It is a simple fact that we spend roughly a third of our lives asleep. But we all know the feeling of tossing and turning in the early hours, and not being able to get to sleep even though we desperately want to. This is followed by a day or two of feeling lethargic, and even with the best Productivity Ninja Training, we can find it hard to stay focused in the daytime.
There are many studies out there which suggest techniques to get more sleep and a better quality of sleep. Most studies, including Slumber Secrets’ research, suggest that adults, up to the age of 64, should aim for anything between 7 and 9 hours of sleep a night. For many of us good intentions to get to bed on time are just that, good intentions. Since we understand the importance of sleep for personal productivity, and how difficult it can be to form the right habits, we asked one of our Productivity Ninjas, Matthew, to share some of his own techniques for improving the quality and quantity of sleep:
“A few years ago, I shared a flat with a beautiful French girl called Celine. Her natural Gallic grace was only outweighed by her almost total inability to go to bed on time, and to get up on time the next day. At weekends, she would go out, get to bed at 4 or 5 A.M., and wake at midday.

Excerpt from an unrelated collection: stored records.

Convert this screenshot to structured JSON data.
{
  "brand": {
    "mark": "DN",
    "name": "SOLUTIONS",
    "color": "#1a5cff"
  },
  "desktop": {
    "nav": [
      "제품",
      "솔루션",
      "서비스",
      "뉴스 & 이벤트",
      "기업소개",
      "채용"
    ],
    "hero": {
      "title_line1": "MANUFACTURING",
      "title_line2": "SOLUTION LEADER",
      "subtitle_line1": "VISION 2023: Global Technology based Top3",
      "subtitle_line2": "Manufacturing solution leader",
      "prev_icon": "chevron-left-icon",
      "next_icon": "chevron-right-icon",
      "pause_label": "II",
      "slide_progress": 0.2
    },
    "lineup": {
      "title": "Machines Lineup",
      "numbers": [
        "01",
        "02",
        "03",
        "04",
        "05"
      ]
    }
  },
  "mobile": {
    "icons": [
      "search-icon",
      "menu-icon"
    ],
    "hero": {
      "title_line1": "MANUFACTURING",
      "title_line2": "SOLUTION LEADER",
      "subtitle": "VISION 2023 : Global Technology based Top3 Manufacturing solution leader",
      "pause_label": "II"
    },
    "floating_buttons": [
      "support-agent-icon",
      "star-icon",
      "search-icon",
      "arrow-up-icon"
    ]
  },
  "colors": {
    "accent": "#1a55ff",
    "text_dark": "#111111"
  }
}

Repeating this pattern on Friday and Saturday nights, on Monday she would resemble a Zombie! – low functioning, dopey, physically in the office, but not usefully in the office. She had, in effect, given herself jet-lag over the weekend with her erratic sleep patterns, and she paid the price over Monday and Tuesday.
This got me thinking about the science of sleep. It turns out that there is an area of study called “Sleep Hygiene”. The idea is that we can adopt a series of habits, tips and techniques that enable us to sleep less – and sleep better. This helps us to be at our most productive and creative during the day – in essence, sleeping Ninja-style to benefit our busy days!
I long ago adopted the practice of Sleep Hygiene, and recommend to you the following Top Five Productivity Ninja Tips:
1) Fix a Bedtime and a Waking Time (AND STICK TO THEM!).
Of course, this is not always possible, but if your time of going to bed varies by + or – two hours, and your time of waking varies by the same margin, you are giving yourself miniature, irregular, unnecessary bouts of jet-lag. I aim to be in bed by 11 p.m. and up by 6 a.m. Social demands may pull this out of shape, of course, but I find that when I stick to this timing my productivity and creativity the following day are tip-top.
2) Exercise Regularly, (but not right before bed).
The demands of our busy working lives often make us demote daily exercise to the bottom of the to-do list. In my experience, this is a mistake. I aim to cycle for 30 minutes first thing in the morning. I find that, if I skip this activity for whatever reason, my sleep suffers. Even twenty minutes exercise a day can make a big difference.
3) Don’t Take Your Worries to Bed.
Some people like to mull things over – solo or with a partner – in the evening. I find that this generates “repetitive loop” type thinking that blocks sleep. I rarely work after 6pm, and I don’t give thought to “worry” matters after that time. As a result my head hits the pillow empty, rather than full of anxiety. So try to set a clear deadline to stop discussing, thinking about, or worrying about work every evening, and make a conscious switch to a leisure activity. And if something does come to your mind just as you’re ready to fall asleep, have a pen and paper nearby so you can note it down and can pick it up the next day without having to worry about it all night, or worry about remembering it the next day.
4) Reserve the Bed for Sleep and Sex.
Some people like to eat, watch TV and do a range of strange activities in bed. I believe the body and brain like clearer messages and simple associations. Sleep and sex. Reading, perhaps, before sleep. That’s it. By the way, television in the bedroom is an absolutely terrible idea.
5) Establish a Pre-Sleep Ritual.
This is important. Again, this is not always possible, but twenty minutes reading before bed, a hot (caffeine free) drink, or whatever low key activity works best for you, signals to the body that sleep is imminent. Keep it consistent, but skipping it once or twice won’t break your new habit.”
Sleep Hygiene is a neat way of minimizing the stress and difficulty sometimes associated with our nocturnal hours. As Productivity Ninjas we know that if we use those hours well, we can ensure that we maximize the productivity of our daylight hours.
By Matthew Brown, with contributions from Richard Green.
Matthew is Think Productive UK’s Productivity Ninja for London and the South East. Richard is the Chief Financial Officer for Think Productive North America